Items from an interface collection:

══════

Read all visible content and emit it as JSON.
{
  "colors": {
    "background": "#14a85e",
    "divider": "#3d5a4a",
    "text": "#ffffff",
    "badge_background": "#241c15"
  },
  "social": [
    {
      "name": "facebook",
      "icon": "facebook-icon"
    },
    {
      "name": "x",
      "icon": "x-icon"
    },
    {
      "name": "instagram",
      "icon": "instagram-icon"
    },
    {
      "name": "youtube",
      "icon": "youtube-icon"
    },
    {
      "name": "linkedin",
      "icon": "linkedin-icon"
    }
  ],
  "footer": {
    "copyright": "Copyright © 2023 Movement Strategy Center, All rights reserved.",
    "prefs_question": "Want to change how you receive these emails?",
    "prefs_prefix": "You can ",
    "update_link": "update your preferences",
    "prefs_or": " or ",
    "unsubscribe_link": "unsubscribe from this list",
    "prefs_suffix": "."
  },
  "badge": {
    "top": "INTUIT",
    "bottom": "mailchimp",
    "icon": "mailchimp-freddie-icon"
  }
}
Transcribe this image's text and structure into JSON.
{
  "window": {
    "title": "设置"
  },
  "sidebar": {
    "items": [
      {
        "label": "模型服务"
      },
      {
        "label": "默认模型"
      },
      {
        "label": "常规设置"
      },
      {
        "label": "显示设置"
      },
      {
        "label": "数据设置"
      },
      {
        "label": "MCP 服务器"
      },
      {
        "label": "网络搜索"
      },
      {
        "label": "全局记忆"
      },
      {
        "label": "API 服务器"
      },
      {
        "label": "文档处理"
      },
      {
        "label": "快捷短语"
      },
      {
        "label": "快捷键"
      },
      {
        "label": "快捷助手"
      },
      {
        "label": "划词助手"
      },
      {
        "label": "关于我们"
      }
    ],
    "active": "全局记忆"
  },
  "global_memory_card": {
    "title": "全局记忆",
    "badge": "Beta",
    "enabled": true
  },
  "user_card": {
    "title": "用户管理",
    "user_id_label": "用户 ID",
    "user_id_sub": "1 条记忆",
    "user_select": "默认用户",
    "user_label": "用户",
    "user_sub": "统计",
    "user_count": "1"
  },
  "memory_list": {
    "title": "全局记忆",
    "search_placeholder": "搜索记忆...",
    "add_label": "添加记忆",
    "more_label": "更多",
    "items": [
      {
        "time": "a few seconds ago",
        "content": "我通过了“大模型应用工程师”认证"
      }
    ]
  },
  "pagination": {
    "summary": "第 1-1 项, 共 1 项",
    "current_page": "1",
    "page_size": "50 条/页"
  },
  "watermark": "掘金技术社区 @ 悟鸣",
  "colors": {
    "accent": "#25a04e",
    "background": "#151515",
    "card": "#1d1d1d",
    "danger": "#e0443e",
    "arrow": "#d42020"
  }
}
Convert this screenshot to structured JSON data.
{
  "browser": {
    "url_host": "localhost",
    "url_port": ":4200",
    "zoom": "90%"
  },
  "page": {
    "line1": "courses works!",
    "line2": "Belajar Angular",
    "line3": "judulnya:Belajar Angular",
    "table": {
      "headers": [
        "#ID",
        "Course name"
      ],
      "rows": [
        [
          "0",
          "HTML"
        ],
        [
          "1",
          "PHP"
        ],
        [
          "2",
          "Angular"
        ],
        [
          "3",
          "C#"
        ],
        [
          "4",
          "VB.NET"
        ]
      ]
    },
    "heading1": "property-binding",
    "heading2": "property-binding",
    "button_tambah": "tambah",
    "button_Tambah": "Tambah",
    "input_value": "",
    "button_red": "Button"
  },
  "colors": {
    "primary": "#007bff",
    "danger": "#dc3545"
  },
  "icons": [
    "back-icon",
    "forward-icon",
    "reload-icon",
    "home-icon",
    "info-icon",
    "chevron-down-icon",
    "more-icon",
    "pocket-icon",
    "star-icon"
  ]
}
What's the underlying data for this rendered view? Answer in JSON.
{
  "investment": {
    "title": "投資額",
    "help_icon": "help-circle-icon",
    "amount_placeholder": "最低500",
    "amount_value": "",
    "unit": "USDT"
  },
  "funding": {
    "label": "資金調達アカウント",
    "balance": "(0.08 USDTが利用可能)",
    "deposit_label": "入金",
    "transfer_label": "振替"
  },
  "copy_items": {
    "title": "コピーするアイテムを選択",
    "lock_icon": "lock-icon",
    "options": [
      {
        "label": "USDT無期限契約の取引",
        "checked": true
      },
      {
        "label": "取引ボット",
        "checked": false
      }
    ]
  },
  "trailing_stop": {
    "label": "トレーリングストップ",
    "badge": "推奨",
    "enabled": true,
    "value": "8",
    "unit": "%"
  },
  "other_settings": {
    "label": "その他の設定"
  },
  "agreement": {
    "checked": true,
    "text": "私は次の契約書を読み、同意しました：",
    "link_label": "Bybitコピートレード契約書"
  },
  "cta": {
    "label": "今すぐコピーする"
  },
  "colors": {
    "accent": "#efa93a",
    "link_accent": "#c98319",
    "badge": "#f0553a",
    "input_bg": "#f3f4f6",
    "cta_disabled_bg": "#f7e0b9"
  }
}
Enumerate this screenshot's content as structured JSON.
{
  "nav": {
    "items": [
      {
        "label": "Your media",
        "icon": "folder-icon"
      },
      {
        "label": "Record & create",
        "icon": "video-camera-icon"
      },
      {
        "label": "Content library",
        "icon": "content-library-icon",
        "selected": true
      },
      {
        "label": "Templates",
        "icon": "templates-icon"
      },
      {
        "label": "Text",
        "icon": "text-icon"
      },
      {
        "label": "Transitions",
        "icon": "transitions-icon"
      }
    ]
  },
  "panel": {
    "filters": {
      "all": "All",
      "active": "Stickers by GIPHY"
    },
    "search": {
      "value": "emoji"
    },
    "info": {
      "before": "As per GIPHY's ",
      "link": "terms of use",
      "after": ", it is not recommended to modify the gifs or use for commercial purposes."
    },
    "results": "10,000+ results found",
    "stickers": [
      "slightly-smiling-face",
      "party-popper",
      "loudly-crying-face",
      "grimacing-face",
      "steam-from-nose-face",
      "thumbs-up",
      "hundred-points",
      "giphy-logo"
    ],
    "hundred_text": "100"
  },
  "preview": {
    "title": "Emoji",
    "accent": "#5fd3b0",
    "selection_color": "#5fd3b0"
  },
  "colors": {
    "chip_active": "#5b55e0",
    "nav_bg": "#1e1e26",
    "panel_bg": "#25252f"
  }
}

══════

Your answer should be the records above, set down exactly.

Solution to the problem
Read all visible content and emit it as JSON.
{
  "colors": {
    "background": "#14a85e",
    "divider": "#3d5a4a",
    "text": "#ffffff",
    "badge_background": "#241c15"
  },
  "social": [
    {
      "name": "facebook",
      "icon": "facebook-icon"
    },
    {
      "name": "x",
      "icon": "x-icon"
    },
    {
      "name": "instagram",
      "icon": "instagram-icon"
    },
    {
      "name": "youtube",
      "icon": "youtube-icon"
    },
    {
      "name": "linkedin",
      "icon": "linkedin-icon"
    }
  ],
  "footer": {
    "copyright": "Copyright © 2023 Movement Strategy Center, All rights reserved.",
    "prefs_question": "Want to change how you receive these emails?",
    "prefs_prefix": "You can ",
    "update_link": "update your preferences",
    "prefs_or": " or ",
    "unsubscribe_link": "unsubscribe from this list",
    "prefs_suffix": "."
  },
  "badge": {
    "top": "INTUIT",
    "bottom": "mailchimp",
    "icon": "mailchimp-freddie-icon"
  }
}
Transcribe this image's text and structure into JSON.
{
  "window": {
    "title": "设置"
  },
  "sidebar": {
    "items": [
      {
        "label": "模型服务"
      },
      {
        "label": "默认模型"
      },
      {
        "label": "常规设置"
      },
      {
        "label": "显示设置"
      },
      {
        "label": "数据设置"
      },
      {
        "label": "MCP 服务器"
      },
      {
        "label": "网络搜索"
      },
      {
        "label": "全局记忆"
      },
      {
        "label": "API 服务器"
      },
      {
        "label": "文档处理"
      },
      {
        "label": "快捷短语"
      },
      {
        "label": "快捷键"
      },
      {
        "label": "快捷助手"
      },
      {
        "label": "划词助手"
      },
      {
        "label": "关于我们"
      }
    ],
    "active": "全局记忆"
  },
  "global_memory_card": {
    "title": "全局记忆",
    "badge": "Beta",
    "enabled": true
  },
  "user_card": {
    "title": "用户管理",
    "user_id_label": "用户 ID",
    "user_id_sub": "1 条记忆",
    "user_select": "默认用户",
    "user_label": "用户",
    "user_sub": "统计",
    "user_count": "1"
  },
  "memory_list": {
    "title": "全局记忆",
    "search_placeholder": "搜索记忆...",
    "add_label": "添加记忆",
    "more_label": "更多",
    "items": [
      {
        "time": "a few seconds ago",
        "content": "我通过了“大模型应用工程师”认证"
      }
    ]
  },
  "pagination": {
    "summary": "第 1-1 项, 共 1 项",
    "current_page": "1",
    "page_size": "50 条/页"
  },
  "watermark": "掘金技术社区 @ 悟鸣",
  "colors": {
    "accent": "#25a04e",
    "background": "#151515",
    "card": "#1d1d1d",
    "danger": "#e0443e",
    "arrow": "#d42020"
  }
}
Convert this screenshot to structured JSON data.
{
  "browser": {
    "url_host": "localhost",
    "url_port": ":4200",
    "zoom": "90%"
  },
  "page": {
    "line1": "courses works!",
    "line2": "Belajar Angular",
    "line3": "judulnya:Belajar Angular",
    "table": {
      "headers": [
        "#ID",
        "Course name"
      ],
      "rows": [
        [
          "0",
          "HTML"
        ],
        [
          "1",
          "PHP"
        ],
        [
          "2",
          "Angular"
        ],
        [
          "3",
          "C#"
        ],
        [
          "4",
          "VB.NET"
        ]
      ]
    },
    "heading1": "property-binding",
    "heading2": "property-binding",
    "button_tambah": "tambah",
    "button_Tambah": "Tambah",
    "input_value": "",
    "button_red": "Button"
  },
  "colors": {
    "primary": "#007bff",
    "danger": "#dc3545"
  },
  "icons": [
    "back-icon",
    "forward-icon",
    "reload-icon",
    "home-icon",
    "info-icon",
    "chevron-down-icon",
    "more-icon",
    "pocket-icon",
    "star-icon"
  ]
}
What's the underlying data for this rendered view? Answer in JSON.
{
  "investment": {
    "title": "投資額",
    "help_icon": "help-circle-icon",
    "amount_placeholder": "最低500",
    "amount_value": "",
    "unit": "USDT"
  },
  "funding": {
    "label": "資金調達アカウント",
    "balance": "(0.08 USDTが利用可能)",
    "deposit_label": "入金",
    "transfer_label": "振替"
  },
  "copy_items": {
    "title": "コピーするアイテムを選択",
    "lock_icon": "lock-icon",
    "options": [
      {
        "label": "USDT無期限契約の取引",
        "checked": true
      },
      {
        "label": "取引ボット",
        "checked": false
      }
    ]
  },
  "trailing_stop": {
    "label": "トレーリングストップ",
    "badge": "推奨",
    "enabled": true,
    "value": "8",
    "unit": "%"
  },
  "other_settings": {
    "label": "その他の設定"
  },
  "agreement": {
    "checked": true,
    "text": "私は次の契約書を読み、同意しました：",
    "link_label": "Bybitコピートレード契約書"
  },
  "cta": {
    "label": "今すぐコピーする"
  },
  "colors": {
    "accent": "#efa93a",
    "link_accent": "#c98319",
    "badge": "#f0553a",
    "input_bg": "#f3f4f6",
    "cta_disabled_bg": "#f7e0b9"
  }
}
Enumerate this screenshot's content as structured JSON.
{
  "nav": {
    "items": [
      {
        "label": "Your media",
        "icon": "folder-icon"
      },
      {
        "label": "Record & create",
        "icon": "video-camera-icon"
      },
      {
        "label": "Content library",
        "icon": "content-library-icon",
        "selected": true
      },
      {
        "label": "Templates",
        "icon": "templates-icon"
      },
      {
        "label": "Text",
        "icon": "text-icon"
      },
      {
        "label": "Transitions",
        "icon": "transitions-icon"
      }
    ]
  },
  "panel": {
    "filters": {
      "all": "All",
      "active": "Stickers by GIPHY"
    },
    "search": {
      "value": "emoji"
    },
    "info": {
      "before": "As per GIPHY's ",
      "link": "terms of use",
      "after": ", it is not recommended to modify the gifs or use for commercial purposes."
    },
    "results": "10,000+ results found",
    "stickers": [
      "slightly-smiling-face",
      "party-popper",
      "loudly-crying-face",
      "grimacing-face",
      "steam-from-nose-face",
      "thumbs-up",
      "hundred-points",
      "giphy-logo"
    ],
    "hundred_text": "100"
  },
  "preview": {
    "title": "Emoji",
    "accent": "#5fd3b0",
    "selection_color": "#5fd3b0"
  },
  "colors": {
    "chip_active": "#5b55e0",
    "nav_bg": "#1e1e26",
    "panel_bg": "#25252f"
  }
}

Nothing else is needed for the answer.